* **Extracted material**:
---------------
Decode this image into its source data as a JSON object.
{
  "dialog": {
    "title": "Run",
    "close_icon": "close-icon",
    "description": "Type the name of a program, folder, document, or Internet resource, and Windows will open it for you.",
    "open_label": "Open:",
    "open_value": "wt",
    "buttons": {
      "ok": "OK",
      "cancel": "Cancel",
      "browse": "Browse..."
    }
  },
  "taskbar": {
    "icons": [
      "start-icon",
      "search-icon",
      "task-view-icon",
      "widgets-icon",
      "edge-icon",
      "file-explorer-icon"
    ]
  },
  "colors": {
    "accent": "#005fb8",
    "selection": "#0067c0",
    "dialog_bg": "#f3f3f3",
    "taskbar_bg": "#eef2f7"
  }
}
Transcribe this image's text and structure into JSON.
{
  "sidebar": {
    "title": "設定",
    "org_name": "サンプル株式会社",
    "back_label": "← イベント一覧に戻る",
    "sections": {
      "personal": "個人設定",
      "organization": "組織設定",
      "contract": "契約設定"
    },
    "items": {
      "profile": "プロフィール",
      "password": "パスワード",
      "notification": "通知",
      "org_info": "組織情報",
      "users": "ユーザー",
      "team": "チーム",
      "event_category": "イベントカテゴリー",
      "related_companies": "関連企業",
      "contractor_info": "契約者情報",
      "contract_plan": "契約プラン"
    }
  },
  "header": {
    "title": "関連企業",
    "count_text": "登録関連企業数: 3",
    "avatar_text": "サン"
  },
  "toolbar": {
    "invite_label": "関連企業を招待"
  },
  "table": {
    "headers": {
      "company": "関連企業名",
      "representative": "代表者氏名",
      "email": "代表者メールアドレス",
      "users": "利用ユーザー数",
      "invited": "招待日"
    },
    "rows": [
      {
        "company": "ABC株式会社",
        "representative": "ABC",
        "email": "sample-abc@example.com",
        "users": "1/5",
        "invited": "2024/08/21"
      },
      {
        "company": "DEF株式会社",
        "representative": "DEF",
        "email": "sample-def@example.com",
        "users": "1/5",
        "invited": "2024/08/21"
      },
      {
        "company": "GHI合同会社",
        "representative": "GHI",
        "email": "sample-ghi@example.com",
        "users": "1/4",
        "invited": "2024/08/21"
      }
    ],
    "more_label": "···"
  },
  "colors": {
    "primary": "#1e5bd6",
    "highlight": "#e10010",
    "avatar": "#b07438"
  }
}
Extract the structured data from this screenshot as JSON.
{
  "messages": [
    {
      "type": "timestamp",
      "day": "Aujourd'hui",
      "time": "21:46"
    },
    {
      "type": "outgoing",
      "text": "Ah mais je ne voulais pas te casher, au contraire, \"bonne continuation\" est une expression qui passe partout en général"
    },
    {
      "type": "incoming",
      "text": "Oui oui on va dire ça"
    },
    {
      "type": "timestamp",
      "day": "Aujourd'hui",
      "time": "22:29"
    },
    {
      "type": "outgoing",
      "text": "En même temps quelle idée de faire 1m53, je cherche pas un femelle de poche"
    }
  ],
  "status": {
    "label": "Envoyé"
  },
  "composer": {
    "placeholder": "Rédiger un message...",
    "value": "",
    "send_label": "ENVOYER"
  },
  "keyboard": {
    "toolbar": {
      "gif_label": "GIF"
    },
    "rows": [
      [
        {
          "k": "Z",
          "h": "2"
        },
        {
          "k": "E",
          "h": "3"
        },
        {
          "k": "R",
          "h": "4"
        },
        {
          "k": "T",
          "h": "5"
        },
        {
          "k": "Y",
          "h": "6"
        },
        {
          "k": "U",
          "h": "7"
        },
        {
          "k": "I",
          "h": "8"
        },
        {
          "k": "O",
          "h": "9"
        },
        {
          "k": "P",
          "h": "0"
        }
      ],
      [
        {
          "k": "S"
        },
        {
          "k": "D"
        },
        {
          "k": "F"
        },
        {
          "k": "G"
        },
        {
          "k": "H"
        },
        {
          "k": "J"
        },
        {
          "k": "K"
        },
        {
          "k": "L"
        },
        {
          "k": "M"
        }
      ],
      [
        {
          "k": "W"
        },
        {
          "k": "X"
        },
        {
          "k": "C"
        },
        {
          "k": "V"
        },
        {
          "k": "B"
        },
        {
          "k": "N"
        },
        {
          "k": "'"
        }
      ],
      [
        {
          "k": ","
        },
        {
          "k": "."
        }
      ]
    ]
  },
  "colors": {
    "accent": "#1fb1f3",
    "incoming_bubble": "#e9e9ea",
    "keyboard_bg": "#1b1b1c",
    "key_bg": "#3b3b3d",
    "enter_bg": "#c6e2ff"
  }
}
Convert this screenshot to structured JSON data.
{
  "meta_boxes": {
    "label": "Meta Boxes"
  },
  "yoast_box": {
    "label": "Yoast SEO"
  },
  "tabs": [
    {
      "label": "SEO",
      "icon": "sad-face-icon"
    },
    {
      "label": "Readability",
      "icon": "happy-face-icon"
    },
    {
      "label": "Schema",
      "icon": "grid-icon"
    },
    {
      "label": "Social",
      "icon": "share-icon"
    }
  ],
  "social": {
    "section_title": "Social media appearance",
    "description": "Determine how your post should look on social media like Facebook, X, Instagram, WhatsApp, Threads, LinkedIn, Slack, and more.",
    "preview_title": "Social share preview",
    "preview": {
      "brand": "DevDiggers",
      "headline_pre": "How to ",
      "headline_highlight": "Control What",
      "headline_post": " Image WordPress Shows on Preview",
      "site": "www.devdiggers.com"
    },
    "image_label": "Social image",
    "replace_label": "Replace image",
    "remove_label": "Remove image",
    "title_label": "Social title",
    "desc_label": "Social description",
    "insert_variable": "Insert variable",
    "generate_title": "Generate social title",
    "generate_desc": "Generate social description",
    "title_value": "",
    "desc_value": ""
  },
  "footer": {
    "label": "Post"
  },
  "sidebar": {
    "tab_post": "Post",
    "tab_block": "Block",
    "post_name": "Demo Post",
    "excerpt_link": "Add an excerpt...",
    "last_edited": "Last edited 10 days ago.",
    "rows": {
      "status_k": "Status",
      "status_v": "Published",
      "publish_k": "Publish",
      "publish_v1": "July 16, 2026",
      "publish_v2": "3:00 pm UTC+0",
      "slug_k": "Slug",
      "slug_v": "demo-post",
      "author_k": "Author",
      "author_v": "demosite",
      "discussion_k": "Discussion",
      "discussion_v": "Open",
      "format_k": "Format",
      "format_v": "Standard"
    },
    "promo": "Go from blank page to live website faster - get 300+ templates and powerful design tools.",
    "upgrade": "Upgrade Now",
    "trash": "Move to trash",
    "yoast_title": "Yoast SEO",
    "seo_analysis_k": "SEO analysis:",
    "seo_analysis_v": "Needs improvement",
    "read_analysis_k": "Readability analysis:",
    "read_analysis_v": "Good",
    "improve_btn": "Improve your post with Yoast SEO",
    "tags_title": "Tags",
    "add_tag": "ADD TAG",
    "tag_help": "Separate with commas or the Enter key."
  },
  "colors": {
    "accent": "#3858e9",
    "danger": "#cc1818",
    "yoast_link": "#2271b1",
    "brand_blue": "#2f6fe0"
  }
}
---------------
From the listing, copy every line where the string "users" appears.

      "users": "ユーザー",
      "users": "利用ユーザー数",
        "users": "1/5",
        "users": "1/5",
        "users": "1/4",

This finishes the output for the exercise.